May des folgenden Jahres hielt der Landvogt die] pageide, [da denn
jeder Bauer, welcher einen Vorschuß genommen hatte, sich mit
Kerbstock einfinden und das Geld abtragen mußte"]
Datierung: 1578 Fundstelle: Gutzeit,Livl. II 320 [weitere Angaben:
For those of you who read no German, this citation is to a word in
German which is clearly taken from a Latvian word meaning "wait,
provisional, temporary", and relating to agricultural subsidies which
were issued in winter and as such marked on wooden sticks. The "wait"
or "loan" based on those markings then had to be repaid in the
LATVIAN INFLUENCE ON GERMAN LANGUAGE IN THE BALTIC
An interesting recent dissertation on the influence of Latvian on
German in the Baltic is found at
ZUM EINFLUSS DES LETTISCHEN AUF DAS DEUTSCHE IM BALTIKUM
by Ineta Polanska (from Ogre, Latvia), published in Bamberg, 2002
which is available online at
(pronunciation font does not work for the .pdf - on my PC)
Polanska cites liberally to Mühlenbach-Endzelins and has the honor of
apparently being the only linguist online to do so.
Her section on specific German borrowings from Latvian with
etymologies - at pages 195 through 321 - is of particular value.
This is a SUPERB work and a rare exception in mainstream linguistics,
pointing to the linguistic world of the future in which the great
antiquity and historical value of the Baltic languages - especially
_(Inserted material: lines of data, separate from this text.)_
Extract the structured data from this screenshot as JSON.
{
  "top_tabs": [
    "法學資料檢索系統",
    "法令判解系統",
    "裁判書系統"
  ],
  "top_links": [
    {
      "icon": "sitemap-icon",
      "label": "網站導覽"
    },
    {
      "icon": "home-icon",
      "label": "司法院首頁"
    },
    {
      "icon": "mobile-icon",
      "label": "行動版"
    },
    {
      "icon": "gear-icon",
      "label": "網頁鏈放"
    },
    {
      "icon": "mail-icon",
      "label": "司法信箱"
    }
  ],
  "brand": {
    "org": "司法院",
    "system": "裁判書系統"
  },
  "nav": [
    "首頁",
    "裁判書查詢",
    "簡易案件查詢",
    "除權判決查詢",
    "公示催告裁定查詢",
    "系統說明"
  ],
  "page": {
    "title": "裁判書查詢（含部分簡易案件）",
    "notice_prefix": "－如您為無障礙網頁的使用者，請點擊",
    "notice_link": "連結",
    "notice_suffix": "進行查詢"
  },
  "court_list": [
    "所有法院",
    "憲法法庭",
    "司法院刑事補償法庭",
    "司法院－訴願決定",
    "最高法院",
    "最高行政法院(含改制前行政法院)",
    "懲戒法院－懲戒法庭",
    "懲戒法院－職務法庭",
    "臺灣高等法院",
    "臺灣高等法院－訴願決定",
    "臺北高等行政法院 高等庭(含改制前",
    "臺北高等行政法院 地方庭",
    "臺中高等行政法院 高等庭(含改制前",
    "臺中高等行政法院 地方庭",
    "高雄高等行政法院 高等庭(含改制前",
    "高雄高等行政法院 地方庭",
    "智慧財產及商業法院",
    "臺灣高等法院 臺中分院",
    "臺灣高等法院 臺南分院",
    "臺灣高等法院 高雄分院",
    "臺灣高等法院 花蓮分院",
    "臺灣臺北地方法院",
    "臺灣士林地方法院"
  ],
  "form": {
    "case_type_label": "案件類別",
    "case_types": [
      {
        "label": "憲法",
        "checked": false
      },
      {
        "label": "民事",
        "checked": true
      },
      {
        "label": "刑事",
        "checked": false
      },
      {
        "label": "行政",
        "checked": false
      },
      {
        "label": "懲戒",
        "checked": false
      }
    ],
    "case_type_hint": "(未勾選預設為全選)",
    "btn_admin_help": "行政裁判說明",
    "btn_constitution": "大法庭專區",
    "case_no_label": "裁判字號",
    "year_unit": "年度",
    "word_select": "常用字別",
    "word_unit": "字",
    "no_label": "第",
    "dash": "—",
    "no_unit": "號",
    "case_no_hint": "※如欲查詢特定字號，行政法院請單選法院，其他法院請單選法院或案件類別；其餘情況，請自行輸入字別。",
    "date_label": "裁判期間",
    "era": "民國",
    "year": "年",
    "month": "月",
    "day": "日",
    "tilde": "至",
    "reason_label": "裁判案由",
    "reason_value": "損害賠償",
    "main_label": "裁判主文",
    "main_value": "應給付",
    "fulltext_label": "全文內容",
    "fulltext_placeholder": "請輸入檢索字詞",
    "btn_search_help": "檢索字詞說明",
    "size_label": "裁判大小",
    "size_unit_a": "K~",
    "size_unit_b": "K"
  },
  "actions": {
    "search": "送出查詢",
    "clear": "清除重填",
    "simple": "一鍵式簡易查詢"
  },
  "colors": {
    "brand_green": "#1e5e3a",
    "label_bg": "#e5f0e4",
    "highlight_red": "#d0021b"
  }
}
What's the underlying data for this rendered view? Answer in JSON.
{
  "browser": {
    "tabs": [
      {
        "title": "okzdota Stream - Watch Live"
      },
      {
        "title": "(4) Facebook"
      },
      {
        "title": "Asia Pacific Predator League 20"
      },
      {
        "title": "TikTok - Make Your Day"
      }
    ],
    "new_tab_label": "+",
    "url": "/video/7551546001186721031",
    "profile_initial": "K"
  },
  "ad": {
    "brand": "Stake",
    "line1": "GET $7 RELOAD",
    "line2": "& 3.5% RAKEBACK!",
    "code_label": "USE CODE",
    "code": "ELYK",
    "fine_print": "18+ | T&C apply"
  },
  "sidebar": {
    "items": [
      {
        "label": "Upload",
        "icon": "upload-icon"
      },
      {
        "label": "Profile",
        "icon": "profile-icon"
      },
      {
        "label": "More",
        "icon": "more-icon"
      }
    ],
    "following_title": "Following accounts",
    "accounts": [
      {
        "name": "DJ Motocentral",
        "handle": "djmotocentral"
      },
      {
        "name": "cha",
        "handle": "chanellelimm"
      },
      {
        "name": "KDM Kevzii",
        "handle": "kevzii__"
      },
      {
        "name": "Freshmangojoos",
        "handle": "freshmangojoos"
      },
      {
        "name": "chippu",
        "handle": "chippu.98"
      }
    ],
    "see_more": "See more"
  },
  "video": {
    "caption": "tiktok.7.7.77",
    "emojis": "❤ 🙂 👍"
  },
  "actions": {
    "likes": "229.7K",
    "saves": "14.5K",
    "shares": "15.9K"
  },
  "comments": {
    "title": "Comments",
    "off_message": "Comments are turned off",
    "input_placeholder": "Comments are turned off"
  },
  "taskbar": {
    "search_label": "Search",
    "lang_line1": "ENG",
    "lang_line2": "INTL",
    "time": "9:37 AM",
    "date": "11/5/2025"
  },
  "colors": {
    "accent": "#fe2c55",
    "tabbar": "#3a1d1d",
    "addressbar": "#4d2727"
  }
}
in lexicology and etymology - will ultimately be recognized, not just
for German borrowings in the Baltic, but for Indo-European